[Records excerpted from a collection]
_ _ _ _ _

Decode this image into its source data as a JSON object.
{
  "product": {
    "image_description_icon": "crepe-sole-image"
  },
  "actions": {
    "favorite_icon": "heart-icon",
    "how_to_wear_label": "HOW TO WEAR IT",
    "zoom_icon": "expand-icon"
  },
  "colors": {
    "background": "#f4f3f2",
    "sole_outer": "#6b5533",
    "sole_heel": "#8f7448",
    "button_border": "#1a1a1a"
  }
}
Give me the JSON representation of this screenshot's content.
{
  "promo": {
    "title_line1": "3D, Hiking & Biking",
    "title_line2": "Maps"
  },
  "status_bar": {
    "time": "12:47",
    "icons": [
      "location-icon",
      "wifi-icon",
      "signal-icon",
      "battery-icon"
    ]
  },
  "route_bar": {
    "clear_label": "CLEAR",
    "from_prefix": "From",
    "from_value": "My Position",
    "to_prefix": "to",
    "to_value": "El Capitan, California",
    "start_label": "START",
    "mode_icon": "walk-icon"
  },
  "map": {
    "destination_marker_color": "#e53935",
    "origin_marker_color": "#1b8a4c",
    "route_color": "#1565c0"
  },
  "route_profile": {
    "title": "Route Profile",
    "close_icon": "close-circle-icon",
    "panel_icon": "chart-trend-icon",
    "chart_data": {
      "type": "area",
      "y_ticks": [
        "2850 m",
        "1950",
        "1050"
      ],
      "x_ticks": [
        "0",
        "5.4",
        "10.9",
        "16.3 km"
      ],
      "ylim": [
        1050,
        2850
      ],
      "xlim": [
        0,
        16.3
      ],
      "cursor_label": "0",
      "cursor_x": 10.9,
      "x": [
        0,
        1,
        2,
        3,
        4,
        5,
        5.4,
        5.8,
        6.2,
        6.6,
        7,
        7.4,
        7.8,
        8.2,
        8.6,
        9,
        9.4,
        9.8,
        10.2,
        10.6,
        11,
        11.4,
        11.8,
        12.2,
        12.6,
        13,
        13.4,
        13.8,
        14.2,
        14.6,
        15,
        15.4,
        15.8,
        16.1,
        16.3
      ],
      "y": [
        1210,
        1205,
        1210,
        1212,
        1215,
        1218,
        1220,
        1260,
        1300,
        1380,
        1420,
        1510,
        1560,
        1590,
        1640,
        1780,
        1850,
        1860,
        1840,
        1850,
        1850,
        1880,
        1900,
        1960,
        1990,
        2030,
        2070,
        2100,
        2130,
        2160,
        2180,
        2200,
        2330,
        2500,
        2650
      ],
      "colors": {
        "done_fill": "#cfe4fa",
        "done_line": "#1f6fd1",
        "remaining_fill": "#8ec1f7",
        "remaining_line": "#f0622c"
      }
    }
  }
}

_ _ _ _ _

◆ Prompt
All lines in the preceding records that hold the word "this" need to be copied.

◆ Result
Decode this image into its source data as a JSON object.
Give me the JSON representation of this screenshot's content.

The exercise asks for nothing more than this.